Expansion sought for Medicinal Plant Chemistry Program

Lee Roecker, associate professor of chemistry at Northern Michigan University, leads a tour of an NMU laboratory as part of a Northern Center for Lifelong Learning class on the Medicinal Plant Chemistry Program Thursday. The relatively new program at NMU is expected to expand quickly. (Journal photo by Christie Bleck)

MARQUETTE — A science-based program at Northern Michigan University has grown from having no students three semesters ago to 230 students this fall.

And more are expected.

The Medicinal Plant Chemistry Program, which has gained national and international attention, was the subject of a Thursday Northern Center for Lifelong Learning tour at NMU.

“The program has grown dramatically, and it’s growing even more,” said Mark Paulsen, professor and department head of the NMU Department of Chemistry.

That parallels the trajectory of medicinal plants in general, with the herbal supplement and cannabis industries being multi-billion operations. Because of the expected demand for qualified technical personnel and the opportunities for the entrepreneurs in the cannabis, herbal extract and natural product industries, the NMU Medicinal Plant Chemistry Program is the only four-year undergraduate degree program of its kind designed to prepare students for success in those emerging industries relating to medicinal plant production, analysis and distribution.

“We knew that the herbal supplement industry has grown over the last few decades,” Paulsen said. “We know that lots and lots of people use plant-based medicines as part of their health regimen, and that’s been growing.
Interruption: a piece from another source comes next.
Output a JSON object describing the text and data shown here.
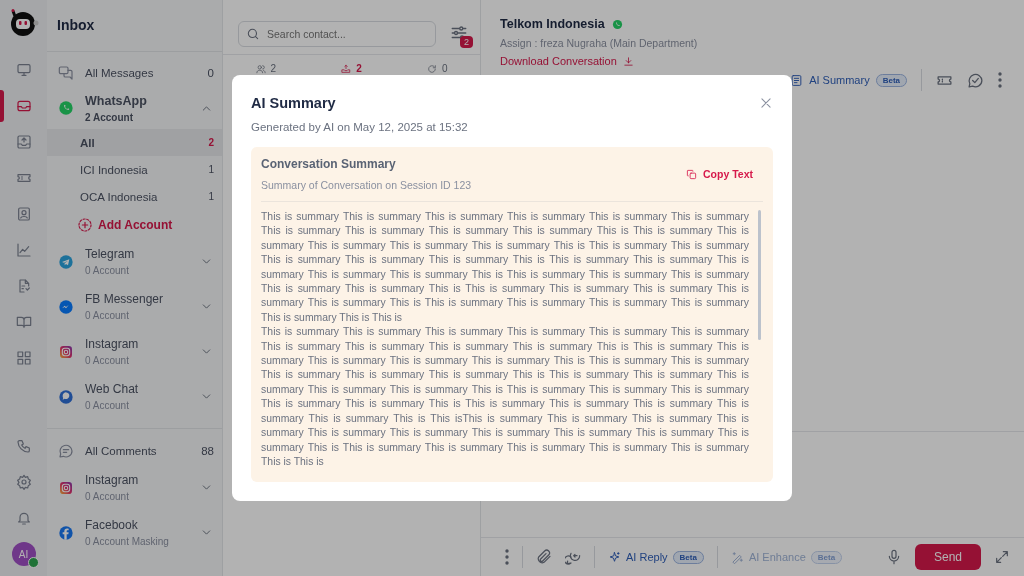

We also knew even three years ago that medicinal cannabis use in Michigan — and how it was regulated and how it was going to be done — was changing dramatically.”

He called the medicinal plant chemistry curriculum essentially a science degree, or rather a blend of chemistry and biology that allows students to choose either an entrepreneurial or a bioanalytical track.
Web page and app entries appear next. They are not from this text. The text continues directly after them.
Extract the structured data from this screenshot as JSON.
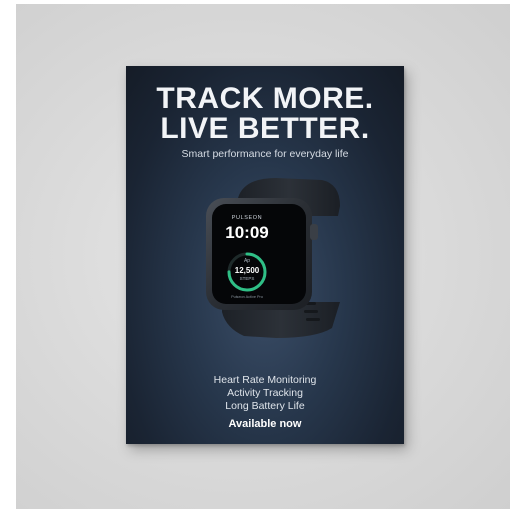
{
  "poster": {
    "headline_line1": "TRACK MORE.",
    "headline_line2": "LIVE BETTER.",
    "tagline": "Smart performance for everyday life",
    "features": [
      "Heart Rate Monitoring",
      "Activity Tracking",
      "Long Battery Life"
    ],
    "cta": "Available now"
  },
  "watch_screen": {
    "brand": "PULSEON",
    "time": "10:09",
    "ring_label": "Ap",
    "steps_value": "12,500",
    "steps_unit": "STEPS",
    "model_name": "Pulseon Active Pro",
    "ring_progress": 0.75
  },
  "colors": {
    "poster_bg": "#1a2433",
    "ring_accent": "#2fbf86",
    "text_light": "#f2f4f7"
  }
}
Students must take a seminar course in which they hear from people like patient-advocacy groups and entrepreneurs, he said.
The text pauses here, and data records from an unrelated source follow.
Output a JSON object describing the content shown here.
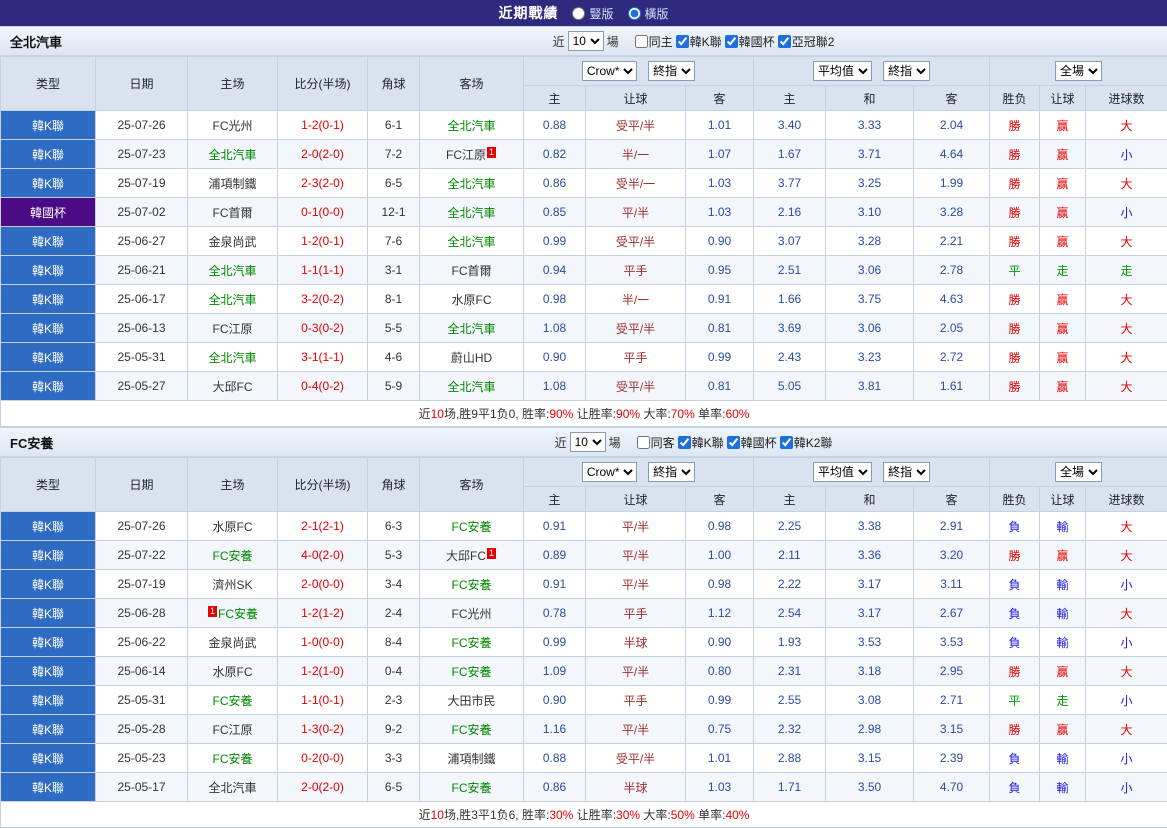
{
  "topbar": {
    "title": "近期戰績",
    "vertical_label": "豎版",
    "horizontal_label": "橫版",
    "vertical_checked": false,
    "horizontal_checked": true
  },
  "columns": {
    "type": "类型",
    "date": "日期",
    "home": "主场",
    "score": "比分(半场)",
    "corner": "角球",
    "away": "客场",
    "ah_home": "主",
    "ah_line": "让球",
    "ah_away": "客",
    "eu_home": "主",
    "eu_draw": "和",
    "eu_away": "客",
    "result": "胜负",
    "handicap": "让球",
    "goals": "进球数"
  },
  "controls": {
    "company": "Crow*",
    "final": "終指",
    "avg": "平均值",
    "final2": "終指",
    "scope": "全場"
  },
  "colors": {
    "topbar_bg": "#2f2a7d",
    "league_blue": "#2e6cc3",
    "cup_purple": "#4c0b86",
    "win_red": "#e60000",
    "draw_green": "#009900",
    "lose_blue": "#1a1ae6",
    "self_green": "#008800"
  },
  "sections": [
    {
      "team": "全北汽車",
      "filter": {
        "near": "近",
        "count": "10",
        "games": "場",
        "same": {
          "label": "同主",
          "checked": false
        },
        "leagues": [
          {
            "label": "韓K聯",
            "checked": true
          },
          {
            "label": "韓國杯",
            "checked": true
          },
          {
            "label": "亞冠聯2",
            "checked": true
          }
        ]
      },
      "rows": [
        {
          "league": "韓K聯",
          "cup": false,
          "date": "25-07-26",
          "home": {
            "name": "FC光州",
            "green": false
          },
          "score": "1-2(0-1)",
          "corner": "6-1",
          "away": {
            "name": "全北汽車",
            "green": true
          },
          "ah": {
            "home": "0.88",
            "line": "受平/半",
            "away": "1.01"
          },
          "eu": {
            "home": "3.40",
            "draw": "3.33",
            "away": "2.04"
          },
          "outcome": {
            "result": "勝",
            "result_color": "r",
            "handicap": "赢",
            "handicap_color": "r",
            "goals": "大",
            "goals_color": "r"
          }
        },
        {
          "league": "韓K聯",
          "cup": false,
          "date": "25-07-23",
          "home": {
            "name": "全北汽車",
            "green": true
          },
          "score": "2-0(2-0)",
          "corner": "7-2",
          "away": {
            "name": "FC江原",
            "green": false,
            "badge_after": "1"
          },
          "ah": {
            "home": "0.82",
            "line": "半/一",
            "away": "1.07"
          },
          "eu": {
            "home": "1.67",
            "draw": "3.71",
            "away": "4.64"
          },
          "outcome": {
            "result": "勝",
            "result_color": "r",
            "handicap": "赢",
            "handicap_color": "r",
            "goals": "小",
            "goals_color": "b"
          }
        },
        {
          "league": "韓K聯",
          "cup": false,
          "date": "25-07-19",
          "home": {
            "name": "浦項制鐵",
            "green": false
          },
          "score": "2-3(2-0)",
          "corner": "6-5",
          "away": {
            "name": "全北汽車",
            "green": true
          },
          "ah": {
            "home": "0.86",
            "line": "受半/一",
            "away": "1.03"
          },
          "eu": {
            "home": "3.77",
            "draw": "3.25",
            "away": "1.99"
          },
          "outcome": {
            "result": "勝",
            "result_color": "r",
            "handicap": "赢",
            "handicap_color": "r",
            "goals": "大",
            "goals_color": "r"
          }
        },
        {
          "league": "韓國杯",
          "cup": true,
          "date": "25-07-02",
          "home": {
            "name": "FC首爾",
            "green": false
          },
          "score": "0-1(0-0)",
          "corner": "12-1",
          "away": {
            "name": "全北汽車",
            "green": true
          },
          "ah": {
            "home": "0.85",
            "line": "平/半",
            "away": "1.03"
          },
          "eu": {
            "home": "2.16",
            "draw": "3.10",
            "away": "3.28"
          },
          "outcome": {
            "result": "勝",
            "result_color": "r",
            "handicap": "赢",
            "handicap_color": "r",
            "goals": "小",
            "goals_color": "b"
          }
        },
        {
          "league": "韓K聯",
          "cup": false,
          "date": "25-06-27",
          "home": {
            "name": "金泉尚武",
            "green": false
          },
          "score": "1-2(0-1)",
          "corner": "7-6",
          "away": {
            "name": "全北汽車",
            "green": true
          },
          "ah": {
            "home": "0.99",
            "line": "受平/半",
            "away": "0.90"
          },
          "eu": {
            "home": "3.07",
            "draw": "3.28",
            "away": "2.21"
          },
          "outcome": {
            "result": "勝",
            "result_color": "r",
            "handicap": "赢",
            "handicap_color": "r",
            "goals": "大",
            "goals_color": "r"
          }
        },
        {
          "league": "韓K聯",
          "cup": false,
          "date": "25-06-21",
          "home": {
            "name": "全北汽車",
            "green": true
          },
          "score": "1-1(1-1)",
          "corner": "3-1",
          "away": {
            "name": "FC首爾",
            "green": false
          },
          "ah": {
            "home": "0.94",
            "line": "平手",
            "away": "0.95"
          },
          "eu": {
            "home": "2.51",
            "draw": "3.06",
            "away": "2.78"
          },
          "outcome": {
            "result": "平",
            "result_color": "g",
            "handicap": "走",
            "handicap_color": "g",
            "goals": "走",
            "goals_color": "g"
          }
        },
        {
          "league": "韓K聯",
          "cup": false,
          "date": "25-06-17",
          "home": {
            "name": "全北汽車",
            "green": true
          },
          "score": "3-2(0-2)",
          "corner": "8-1",
          "away": {
            "name": "水原FC",
            "green": false
          },
          "ah": {
            "home": "0.98",
            "line": "半/一",
            "away": "0.91"
          },
          "eu": {
            "home": "1.66",
            "draw": "3.75",
            "away": "4.63"
          },
          "outcome": {
            "result": "勝",
            "result_color": "r",
            "handicap": "赢",
            "handicap_color": "r",
            "goals": "大",
            "goals_color": "r"
          }
        },
        {
          "league": "韓K聯",
          "cup": false,
          "date": "25-06-13",
          "home": {
            "name": "FC江原",
            "green": false
          },
          "score": "0-3(0-2)",
          "corner": "5-5",
          "away": {
            "name": "全北汽車",
            "green": true
          },
          "ah": {
            "home": "1.08",
            "line": "受平/半",
            "away": "0.81"
          },
          "eu": {
            "home": "3.69",
            "draw": "3.06",
            "away": "2.05"
          },
          "outcome": {
            "result": "勝",
            "result_color": "r",
            "handicap": "赢",
            "handicap_color": "r",
            "goals": "大",
            "goals_color": "r"
          }
        },
        {
          "league": "韓K聯",
          "cup": false,
          "date": "25-05-31",
          "home": {
            "name": "全北汽車",
            "green": true
          },
          "score": "3-1(1-1)",
          "corner": "4-6",
          "away": {
            "name": "蔚山HD",
            "green": false
          },
          "ah": {
            "home": "0.90",
            "line": "平手",
            "away": "0.99"
          },
          "eu": {
            "home": "2.43",
            "draw": "3.23",
            "away": "2.72"
          },
          "outcome": {
            "result": "勝",
            "result_color": "r",
            "handicap": "赢",
            "handicap_color": "r",
            "goals": "大",
            "goals_color": "r"
          }
        },
        {
          "league": "韓K聯",
          "cup": false,
          "date": "25-05-27",
          "home": {
            "name": "大邱FC",
            "green": false
          },
          "score": "0-4(0-2)",
          "corner": "5-9",
          "away": {
            "name": "全北汽車",
            "green": true
          },
          "ah": {
            "home": "1.08",
            "line": "受平/半",
            "away": "0.81"
          },
          "eu": {
            "home": "5.05",
            "draw": "3.81",
            "away": "1.61"
          },
          "outcome": {
            "result": "勝",
            "result_color": "r",
            "handicap": "赢",
            "handicap_color": "r",
            "goals": "大",
            "goals_color": "r"
          }
        }
      ],
      "summary": [
        {
          "t": "近",
          "c": "k"
        },
        {
          "t": "10",
          "c": "r"
        },
        {
          "t": "场,胜9平1负0, ",
          "c": "k"
        },
        {
          "t": "胜率:",
          "c": "k"
        },
        {
          "t": "90%",
          "c": "r"
        },
        {
          "t": " 让胜率:",
          "c": "k"
        },
        {
          "t": "90%",
          "c": "r"
        },
        {
          "t": " 大率:",
          "c": "k"
        },
        {
          "t": "70%",
          "c": "r"
        },
        {
          "t": " 单率:",
          "c": "k"
        },
        {
          "t": "60%",
          "c": "r"
        }
      ]
    },
    {
      "team": "FC安養",
      "filter": {
        "near": "近",
        "count": "10",
        "games": "場",
        "same": {
          "label": "同客",
          "checked": false
        },
        "leagues": [
          {
            "label": "韓K聯",
            "checked": true
          },
          {
            "label": "韓國杯",
            "checked": true
          },
          {
            "label": "韓K2聯",
            "checked": true
          }
        ]
      },
      "rows": [
        {
          "league": "韓K聯",
          "cup": false,
          "date": "25-07-26",
          "home": {
            "name": "水原FC",
            "green": false
          },
          "score": "2-1(2-1)",
          "corner": "6-3",
          "away": {
            "name": "FC安養",
            "green": true
          },
          "ah": {
            "home": "0.91",
            "line": "平/半",
            "away": "0.98"
          },
          "eu": {
            "home": "2.25",
            "draw": "3.38",
            "away": "2.91"
          },
          "outcome": {
            "result": "負",
            "result_color": "b",
            "handicap": "輸",
            "handicap_color": "b",
            "goals": "大",
            "goals_color": "r"
          }
        },
        {
          "league": "韓K聯",
          "cup": false,
          "date": "25-07-22",
          "home": {
            "name": "FC安養",
            "green": true
          },
          "score": "4-0(2-0)",
          "corner": "5-3",
          "away": {
            "name": "大邱FC",
            "green": false,
            "badge_after": "1"
          },
          "ah": {
            "home": "0.89",
            "line": "平/半",
            "away": "1.00"
          },
          "eu": {
            "home": "2.11",
            "draw": "3.36",
            "away": "3.20"
          },
          "outcome": {
            "result": "勝",
            "result_color": "r",
            "handicap": "赢",
            "handicap_color": "r",
            "goals": "大",
            "goals_color": "r"
          }
        },
        {
          "league": "韓K聯",
          "cup": false,
          "date": "25-07-19",
          "home": {
            "name": "濟州SK",
            "green": false
          },
          "score": "2-0(0-0)",
          "corner": "3-4",
          "away": {
            "name": "FC安養",
            "green": true
          },
          "ah": {
            "home": "0.91",
            "line": "平/半",
            "away": "0.98"
          },
          "eu": {
            "home": "2.22",
            "draw": "3.17",
            "away": "3.11"
          },
          "outcome": {
            "result": "負",
            "result_color": "b",
            "handicap": "輸",
            "handicap_color": "b",
            "goals": "小",
            "goals_color": "b"
          }
        },
        {
          "league": "韓K聯",
          "cup": false,
          "date": "25-06-28",
          "home": {
            "name": "FC安養",
            "green": true,
            "badge_before": "1"
          },
          "score": "1-2(1-2)",
          "corner": "2-4",
          "away": {
            "name": "FC光州",
            "green": false
          },
          "ah": {
            "home": "0.78",
            "line": "平手",
            "away": "1.12"
          },
          "eu": {
            "home": "2.54",
            "draw": "3.17",
            "away": "2.67"
          },
          "outcome": {
            "result": "負",
            "result_color": "b",
            "handicap": "輸",
            "handicap_color": "b",
            "goals": "大",
            "goals_color": "r"
          }
        },
        {
          "league": "韓K聯",
          "cup": false,
          "date": "25-06-22",
          "home": {
            "name": "金泉尚武",
            "green": false
          },
          "score": "1-0(0-0)",
          "corner": "8-4",
          "away": {
            "name": "FC安養",
            "green": true
          },
          "ah": {
            "home": "0.99",
            "line": "半球",
            "away": "0.90"
          },
          "eu": {
            "home": "1.93",
            "draw": "3.53",
            "away": "3.53"
          },
          "outcome": {
            "result": "負",
            "result_color": "b",
            "handicap": "輸",
            "handicap_color": "b",
            "goals": "小",
            "goals_color": "b"
          }
        },
        {
          "league": "韓K聯",
          "cup": false,
          "date": "25-06-14",
          "home": {
            "name": "水原FC",
            "green": false
          },
          "score": "1-2(1-0)",
          "corner": "0-4",
          "away": {
            "name": "FC安養",
            "green": true
          },
          "ah": {
            "home": "1.09",
            "line": "平/半",
            "away": "0.80"
          },
          "eu": {
            "home": "2.31",
            "draw": "3.18",
            "away": "2.95"
          },
          "outcome": {
            "result": "勝",
            "result_color": "r",
            "handicap": "赢",
            "handicap_color": "r",
            "goals": "大",
            "goals_color": "r"
          }
        },
        {
          "league": "韓K聯",
          "cup": false,
          "date": "25-05-31",
          "home": {
            "name": "FC安養",
            "green": true
          },
          "score": "1-1(0-1)",
          "corner": "2-3",
          "away": {
            "name": "大田市民",
            "green": false
          },
          "ah": {
            "home": "0.90",
            "line": "平手",
            "away": "0.99"
          },
          "eu": {
            "home": "2.55",
            "draw": "3.08",
            "away": "2.71"
          },
          "outcome": {
            "result": "平",
            "result_color": "g",
            "handicap": "走",
            "handicap_color": "g",
            "goals": "小",
            "goals_color": "b"
          }
        },
        {
          "league": "韓K聯",
          "cup": false,
          "date": "25-05-28",
          "home": {
            "name": "FC江原",
            "green": false
          },
          "score": "1-3(0-2)",
          "corner": "9-2",
          "away": {
            "name": "FC安養",
            "green": true
          },
          "ah": {
            "home": "1.16",
            "line": "平/半",
            "away": "0.75"
          },
          "eu": {
            "home": "2.32",
            "draw": "2.98",
            "away": "3.15"
          },
          "outcome": {
            "result": "勝",
            "result_color": "r",
            "handicap": "赢",
            "handicap_color": "r",
            "goals": "大",
            "goals_color": "r"
          }
        },
        {
          "league": "韓K聯",
          "cup": false,
          "date": "25-05-23",
          "home": {
            "name": "FC安養",
            "green": true
          },
          "score": "0-2(0-0)",
          "corner": "3-3",
          "away": {
            "name": "浦項制鐵",
            "green": false
          },
          "ah": {
            "home": "0.88",
            "line": "受平/半",
            "away": "1.01"
          },
          "eu": {
            "home": "2.88",
            "draw": "3.15",
            "away": "2.39"
          },
          "outcome": {
            "result": "負",
            "result_color": "b",
            "handicap": "輸",
            "handicap_color": "b",
            "goals": "小",
            "goals_color": "b"
          }
        },
        {
          "league": "韓K聯",
          "cup": false,
          "date": "25-05-17",
          "home": {
            "name": "全北汽車",
            "green": false
          },
          "score": "2-0(2-0)",
          "corner": "6-5",
          "away": {
            "name": "FC安養",
            "green": true
          },
          "ah": {
            "home": "0.86",
            "line": "半球",
            "away": "1.03"
          },
          "eu": {
            "home": "1.71",
            "draw": "3.50",
            "away": "4.70"
          },
          "outcome": {
            "result": "負",
            "result_color": "b",
            "handicap": "輸",
            "handicap_color": "b",
            "goals": "小",
            "goals_color": "b"
          }
        }
      ],
      "summary": [
        {
          "t": "近",
          "c": "k"
        },
        {
          "t": "10",
          "c": "r"
        },
        {
          "t": "场,胜3平1负6, ",
          "c": "k"
        },
        {
          "t": "胜率:",
          "c": "k"
        },
        {
          "t": "30%",
          "c": "r"
        },
        {
          "t": " 让胜率:",
          "c": "k"
        },
        {
          "t": "30%",
          "c": "r"
        },
        {
          "t": " 大率:",
          "c": "k"
        },
        {
          "t": "50%",
          "c": "r"
        },
        {
          "t": " 单率:",
          "c": "k"
        },
        {
          "t": "40%",
          "c": "r"
        }
      ]
    }
  ]
}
“That way we can keep the program very current with what’s actually happening in Michigan this year and next year and two years from now,” Paulsen said.

As seniors, they will finish a capstone research project that involves growing, extracting and analyzing plant samples.

For example, he said a project could answer research questions such as: If I change the growing conditions a little bit, how does that affect the product I make? If I do two different methods of extraction, how does that affect the product I’m making?

Although Paulsen acknowledged some students are interested in cannabis, many students are interested in other types of plant-based medicine.

“That’s why we’re saying, ‘The senior project — pick the plants that are of interest to you, and find a research project that’s of interest to you,” he said.

Because the program is relatively new, Paulsen said there have been no senior capstone projects yet, but possible research plants include echinacea or gingko.

“Clearly they have to pick a plant where it will get to a stage of maturity where they can harvest it before the end of the semester,” Paulsen said. “So, you can’t plant a tree and come back in five years for your project.”

They also can’t grow cannabis because federal law prohibits it, he said.

“If federal regulations change, we’ll revisit that question,” Paulsen said.

However, he pointed out students will learn about various plants’ phytochemicals, which are defined by as “non-nutritive plant chemicals that have protective or disease-preventive properties.”

NMU is working with nonprofits and companies to provide internship-like experiences, probably mostly in the summer, he said.

Students also will undergo training in modern instrumentation to perform trace metal analysis, quantify bioactive compounds and identify drugs.

For instance, he said students in the bioanalytical track will use an ICPOES — an inductively coupled plasma optical emission spectrometer — to detect low levels of metals.

The first graduates in the program are expected to be produced in May 2020.

The expected growth of the Medicinal Plant Chemistry Program might require some rethinking.

“We are following NMU’s general guidelines of fairly open enrollment,” Paulsen said. “There are some issues, eventually and particularly when you get to that capstone course. What’s the absolute maximum number of students we can handle? So, in the next couple of years, we may need to modify the program a little bit to control numbers.”

A lot is on the horizon for the Medicinal Plant Chemistry Program.

Paulsen said that by the fall NMU hopes to hire probably three or four chemists and increase laboratory space for the junior- and senior-level courses. Also in the plans are an indoor greenhouse as well as more partnerships with businesses and nonprofits.

Helping with Thursday’s tour was Lee Roecker, an associate professor of chemistry at NMU, who talked about the increased laboratory area.

“Picture lots of equipment but bigger,” Roecker said as he was showing tour participants the current lab space. “There’s going to be an equipment room. There’s going to be an extraction facility, which will be more like an organic chemistry lab, and then there’s going to be a growing facility.”

The new space will be useful in several ways.

“Whoever our students are, if they’re not medicinal chemistry majors, they’re going to benefit because they’re going to have this great new facility,” Roecker said.

For more information on the program, visit medicinal-plant-chemistry.

Christie Bleck can be reached at 906-228-2500, ext. 250. Her email address is